The participating booksellers mainly worked on books published in Hong Kong and Taiwan. They were Mediarich Books, established in Canada for 20 years; Book Treasures, focusing on Hong Kong books for children; Think Spot and Wo4 Gwong1, two online book stores that had opened recently. Fiona observed that the book fair attracted a lot of immigrants from Hong Kong. She saw hope in this: “Actually I am very confident that overseas Hongkongers can run impressive book fairs. Let’s not restrict ourselves to think in the framework of the past Hong Kong Book Fair. For we must “be water” now in moving forward under another mode.”
Build Hongkongers’ Own Printing House
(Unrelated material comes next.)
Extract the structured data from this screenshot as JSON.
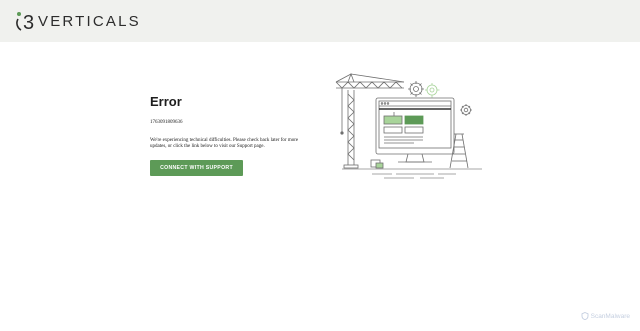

As the “red line” that threatened speech and freedom was closing in, Edward found it unsettling. He was going to have a book published in Hong Kong this year, but the publisher located there was threatened by the NSL’s censorship which might make the book’s publication not possible anymore. Edward came to realize that overseas Hongkongers must speed up building their own printing house to distribute physical books independently. Hongkongers’ thinking, culture, and history will then be extended through these books.
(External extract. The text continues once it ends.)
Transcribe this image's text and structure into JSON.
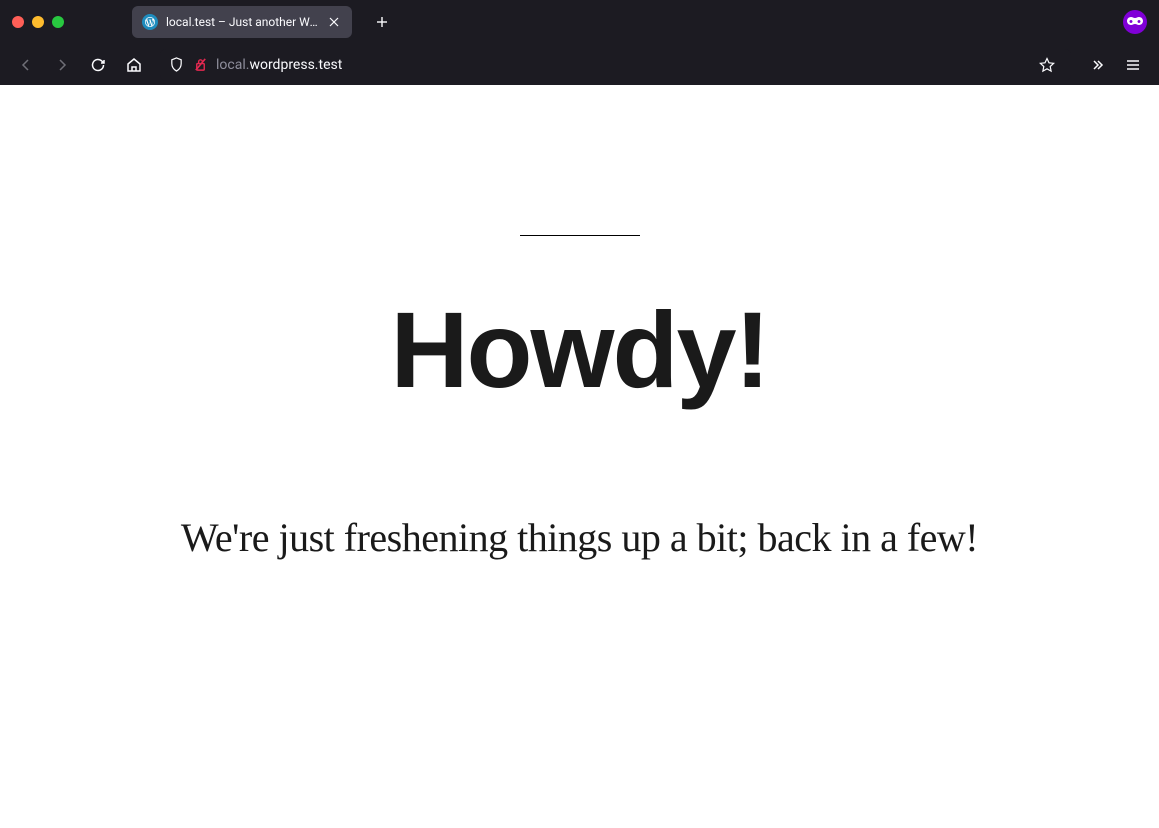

Fiona agreed. For sure the internet was well developed and a news report could spread and get comments as soon as it was uploaded. But physical books’ role could not be replaced by internet and TV programmes, she said, in that there were a lot of stringent studies and verifications to be done before a book was published, which underlined physical books’ value in serving and circulating as the evidence of history.
On display at this book fair cum marketplace in Toronto, were handicrafts, illustrations, and T-shirts designed with ideas taken from Hong Kong movies and Hong Kong-style proverbs. Tasty snacks with Hong Kong flavours were shared among visitors, who could buy books as well as art creations that originated from the territory. Some souvenirs reminiscent of the British Hong Kong colonial era could no longer be sold in Hong Kong, as the government intended to “decolonize” the territory. The true history, however, could not be wiped out like this, Fiona added, so Hong Kong history extended overseas and people are learning it through these art creation products.
Milpitas in San Francisco ran a grand “Hong Kong Carnival” on July 2, which attracted a crowd of 6,500 people. In comparison, the Toronto event was smaller in size and not as impressive. Fiona talked to the organizer of the carnival and admired how the event pulled in native Chinese Americans, westerners as well as mainstream TV stations that covered the event.